[Records provided]

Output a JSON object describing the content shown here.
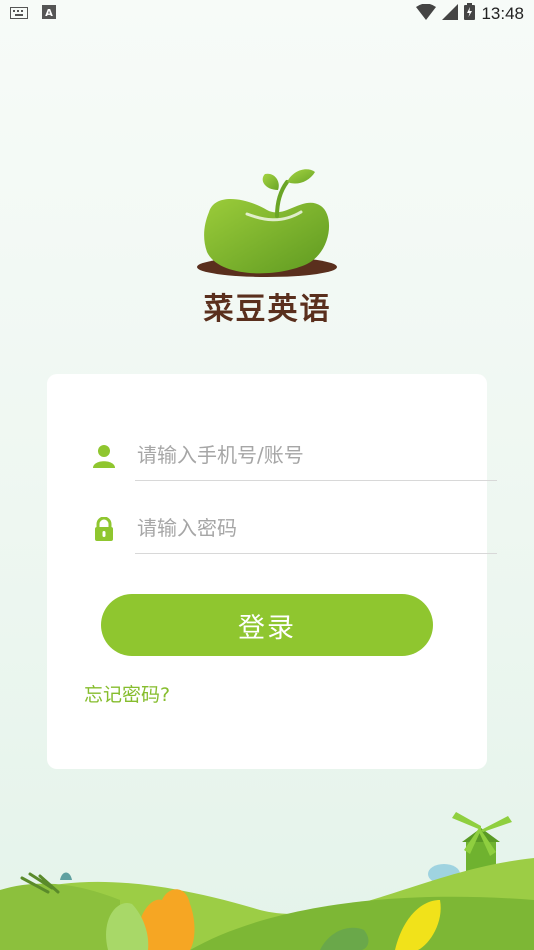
{
  "status_bar": {
    "time": "13:48",
    "icons": [
      "keyboard-icon",
      "a-notification-icon",
      "wifi-icon",
      "signal-icon",
      "battery-charging-icon"
    ]
  },
  "app": {
    "name": "菜豆英语",
    "logo": "bean-sprout-logo"
  },
  "login_form": {
    "account_placeholder": "请输入手机号/账号",
    "account_value": "",
    "account_icon": "user-icon",
    "password_placeholder": "请输入密码",
    "password_value": "",
    "password_icon": "lock-icon",
    "login_label": "登录",
    "forgot_label": "忘记密码?"
  },
  "colors": {
    "accent": "#8fc62f",
    "link": "#86bd2e",
    "brand_text": "#5a2f1d"
  }
}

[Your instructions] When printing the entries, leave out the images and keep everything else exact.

[Response to the exercise]
Output a JSON object describing the content shown here.
{
  "status_bar": {
    "time": "13:48",
    "icons": [
      "keyboard-icon",
      "a-notification-icon",
      "wifi-icon",
      "signal-icon",
      "battery-charging-icon"
    ]
  },
  "app": {
    "name": "菜豆英语",
    "logo": "bean-sprout-logo"
  },
  "login_form": {
    "account_placeholder": "请输入手机号/账号",
    "account_value": "",
    "account_icon": "user-icon",
    "password_placeholder": "请输入密码",
    "password_value": "",
    "password_icon": "lock-icon",
    "login_label": "登录",
    "forgot_label": "忘记密码?"
  },
  "colors": {
    "accent": "#8fc62f",
    "link": "#86bd2e",
    "brand_text": "#5a2f1d"
  }
}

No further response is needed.